The final apologetic strategy that Loftus notes in the mystery excuse. That is, we are not entitled to understand horrendous suffering because it’s part of god’s mysterious nature. Yawn. This is speculation, wishful thinking, unless reliable, verifiable, objective evidence is produced. By the way, a god that does not exist will always be shrouded in mystery—and that’s how theologians/apologists/clergy get away with convincing the laity that he/she/it does exist. “It’s all so mysterious, you know.” An Even Bigger Yawn.  

Loftus’ conclusion to the essay is a masterpiece. “In order to evade my challenge, I have found Christian apologists to be experts at cherry-picking God’s supposed divine attributes of omnipotence, omniscience, and omnibenevolence, depending on the problem to be solved.” And he skewers these three attributes. 

I have a large three-ring binder in which I keep classic essays for handy reference.
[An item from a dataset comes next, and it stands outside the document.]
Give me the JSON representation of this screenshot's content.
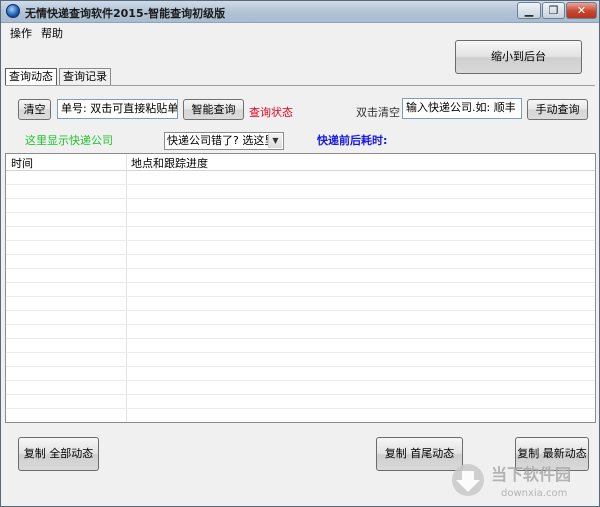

Yes, I also have them saved on my computer and a thumb drive, but I’m old-fashioned enough to like to see that big binder on my shelf! This new Loftus essay is there, for very good reason: “… the evidential problem of horrendous suffering is one of the most powerful refutations of the theistic God as can be found.”

David Madison was a pastor in the Methodist Church for nine years, and has a PhD in Biblical Studies from Boston University. He is the author of two books, Ten Tough Problems in Christian Thought and Belief: a Minister-Turned-Atheist Shows Why You Should Ditch the Faith, now being reissued in several volumes, the first of which is Guessing About God (2023) and Ten Things Christians Wish Jesus Hadn’t Taught: And Other Reasons to Question His Words (2021). The Spanish translation of this book is also now available. 
His YouTube channel is here. At the invitation of John Loftus, he has written for the Debunking Christianity Blog since 2016.
The Cure-for-Christianity Library©, now with more than 500 titles, is here. A brief video explanation of the Library is here